The U.S. Department of Homeland Security and the U.S. Department of Labor released new H-2B visa regulations last week after previous versions were struck down by a federal judge. The new rules go into effect this week.
While larger employers may be able to follow the rules, added requirements may make it more difficult for smaller employers to use the H-2B program, said Daniel Kowalski of the Fowler Law Firm in Austin, Texas.
The new interim final rule is very similar to the 2012 final rule, but includes new recruitment requirements and mandates that a job remain available to U.S. workers until 21 days before the employer needs to fill the job. The rule also adopts a registration process for employers that mandates they show their temporary labor need, reinstates a “compliance-based certification model” that was used before the 2008 rule, and adds “worker protections,” like upping the number of hours needed for full-time employment status.
“An unintended consequence of this will be to fuel, or refuel, the shadow economy,” Kowalski said. He noted that these new regulations may also prompt further litigation, since the 2012 rule was also laborious for small businesses to follow. The only way to achieve real H-2B relief is to force Congress to amend the statute to be more workable and specific, Kowalski said.
Last month, AmericanHort issued an action alert asking members of the green industry to urge federal officials to fix the H-2B program. “Even if you don’t use the program, it hurts the whole green industry when we suffer from labor shortages resulting from bureaucratic dysfunction and visa program chaos,” said Craig Regelbrugge, AmericanHort’s senior vice president in charge of public policy and government relations.
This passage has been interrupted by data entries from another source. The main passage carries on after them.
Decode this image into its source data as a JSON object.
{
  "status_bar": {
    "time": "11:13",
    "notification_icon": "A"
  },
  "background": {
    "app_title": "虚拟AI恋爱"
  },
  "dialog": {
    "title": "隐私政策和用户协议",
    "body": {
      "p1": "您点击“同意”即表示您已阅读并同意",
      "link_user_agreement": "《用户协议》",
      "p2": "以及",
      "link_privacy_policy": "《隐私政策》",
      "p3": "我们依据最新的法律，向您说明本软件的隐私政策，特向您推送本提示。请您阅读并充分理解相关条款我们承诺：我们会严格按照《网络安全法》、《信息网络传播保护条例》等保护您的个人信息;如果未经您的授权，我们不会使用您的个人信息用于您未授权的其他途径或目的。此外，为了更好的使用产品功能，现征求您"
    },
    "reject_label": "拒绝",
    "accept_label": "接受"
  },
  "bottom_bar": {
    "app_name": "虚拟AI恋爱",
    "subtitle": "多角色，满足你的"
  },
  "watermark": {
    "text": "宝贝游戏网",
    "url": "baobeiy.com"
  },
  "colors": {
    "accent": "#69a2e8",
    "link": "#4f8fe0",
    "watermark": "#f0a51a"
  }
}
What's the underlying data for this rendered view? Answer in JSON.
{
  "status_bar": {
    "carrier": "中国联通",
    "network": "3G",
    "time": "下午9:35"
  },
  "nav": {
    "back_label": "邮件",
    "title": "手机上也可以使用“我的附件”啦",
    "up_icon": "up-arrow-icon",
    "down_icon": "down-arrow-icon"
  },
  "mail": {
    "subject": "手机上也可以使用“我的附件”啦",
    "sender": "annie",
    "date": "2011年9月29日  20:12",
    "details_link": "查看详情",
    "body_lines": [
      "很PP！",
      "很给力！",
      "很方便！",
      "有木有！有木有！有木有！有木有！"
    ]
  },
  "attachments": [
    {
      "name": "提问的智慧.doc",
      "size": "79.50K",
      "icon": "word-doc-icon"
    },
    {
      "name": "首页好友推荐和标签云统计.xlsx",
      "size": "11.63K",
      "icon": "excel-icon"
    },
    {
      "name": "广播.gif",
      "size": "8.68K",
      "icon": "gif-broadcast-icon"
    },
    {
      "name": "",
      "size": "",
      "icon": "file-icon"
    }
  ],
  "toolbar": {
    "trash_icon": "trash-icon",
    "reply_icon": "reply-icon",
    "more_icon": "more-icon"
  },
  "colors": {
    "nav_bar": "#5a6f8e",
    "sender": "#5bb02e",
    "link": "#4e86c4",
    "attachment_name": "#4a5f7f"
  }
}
If this issue directly affects your company, AmericanHort recommends calling your members of Congress through the U.S. Capitol switchboard at 202-225-3121 and request to set up an appointment with your representative or their staff.